In December, a New York appellate court held that Daniel should be allowed supervised visitation after his parole expires this summer. But the court also upheld, in the name of “the best interest of the children”, the trial court’s order that Daniel not discuss with the children “any issues pertaining to his religion”. ...He lists some outrageous examples of free speech violations, but my own court case is even more outrageous than any of them.
In fact, a wide range of parental speech has been prohibited by family courts, all in the name of the child’s supposed best interests. One parent was enjoined from making any racial slurs in a child’s presence. Another parent whose ex was a lesbian was ordered to “make sure that there is nothing in the religious upbringing or teaching that the minor child is exposed to that can be considered homophobic”. A different court barred a father from taking his children to “any social, religious or educational functions sponsored by or which otherwise promote homosexual lifestyle”.
Commissioner Irwin Joseph held me in contempt of court for quoting testimony that was given against me in open court.
Psychologist Kenneth Perlmutter recommended that I be reduced to two hours of supervised visitation per month with my kids because of the possibility that I might tell them that I was falsely accused of abuse. He agreed that the accusations were unfounded, but argued that my kids might find that information upsetting.
Cmr. Joseph ordered Perlmutter's recommendations without any due process. I would quote the sections in Perlmutter's report, but Cmr. Joseph has ordered me not to show it to anyone, not even my own lawyer.
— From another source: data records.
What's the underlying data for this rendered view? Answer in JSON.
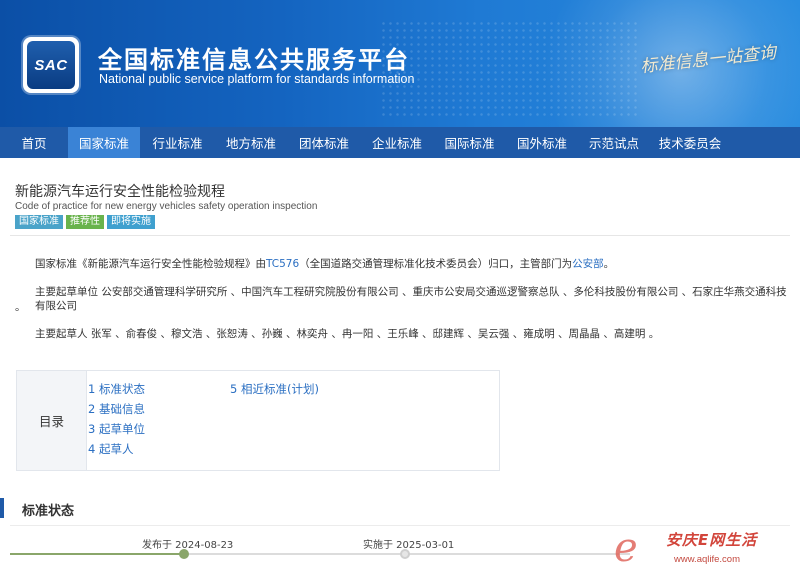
{
  "header": {
    "logo_text": "SAC",
    "title": "全国标准信息公共服务平台",
    "subtitle": "National public service platform  for standards information",
    "slogan": "标准信息一站查询"
  },
  "nav": {
    "items": [
      "首页",
      "国家标准",
      "行业标准",
      "地方标准",
      "团体标准",
      "企业标准",
      "国际标准",
      "国外标准",
      "示范试点",
      "技术委员会"
    ],
    "active_index": 1
  },
  "standard": {
    "title": "新能源汽车运行安全性能检验规程",
    "title_en": "Code of practice for new energy vehicles safety operation inspection",
    "badges": [
      {
        "label": "国家标准",
        "color": "#4aa3c9"
      },
      {
        "label": "推荐性",
        "color": "#69b34c"
      },
      {
        "label": "即将实施",
        "color": "#3fa0cf"
      }
    ]
  },
  "description": {
    "line1_a": "国家标准《新能源汽车运行安全性能检验规程》由",
    "line1_tc": "TC576",
    "line1_b": "（全国道路交通管理标准化技术委员会）归口，主管部门为",
    "line1_dept": "公安部",
    "line1_c": "。",
    "units": "主要起草单位 公安部交通管理科学研究所 、中国汽车工程研究院股份有限公司 、重庆市公安局交通巡逻警察总队 、多伦科技股份有限公司 、石家庄华燕交通科技有限公司",
    "units_tail": "。",
    "drafters": "主要起草人 张军 、俞春俊 、穆文浩 、张恕涛 、孙巍 、林奕舟 、冉一阳 、王乐峰 、邸建辉 、吴云强 、雍成明 、周晶晶 、高建明 。"
  },
  "toc": {
    "label": "目录",
    "items": [
      "1  标准状态",
      "2  基础信息",
      "3  起草单位",
      "4  起草人",
      "5  相近标准(计划)"
    ]
  },
  "status_section": {
    "title": "标准状态",
    "published_label": "发布于 2024-08-23",
    "implemented_label": "实施于 2025-03-01",
    "colors": {
      "done": "#8aa66a",
      "pending": "#cfcfcf"
    }
  },
  "watermark": {
    "mark": "e",
    "text": "安庆E网生活",
    "url": "www.aqlife.com"
  }
}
There is no way to reconcile these free speech abridgments with the US Supreme Court precedents. Sooner or later, all these orders will be found unconstitutional.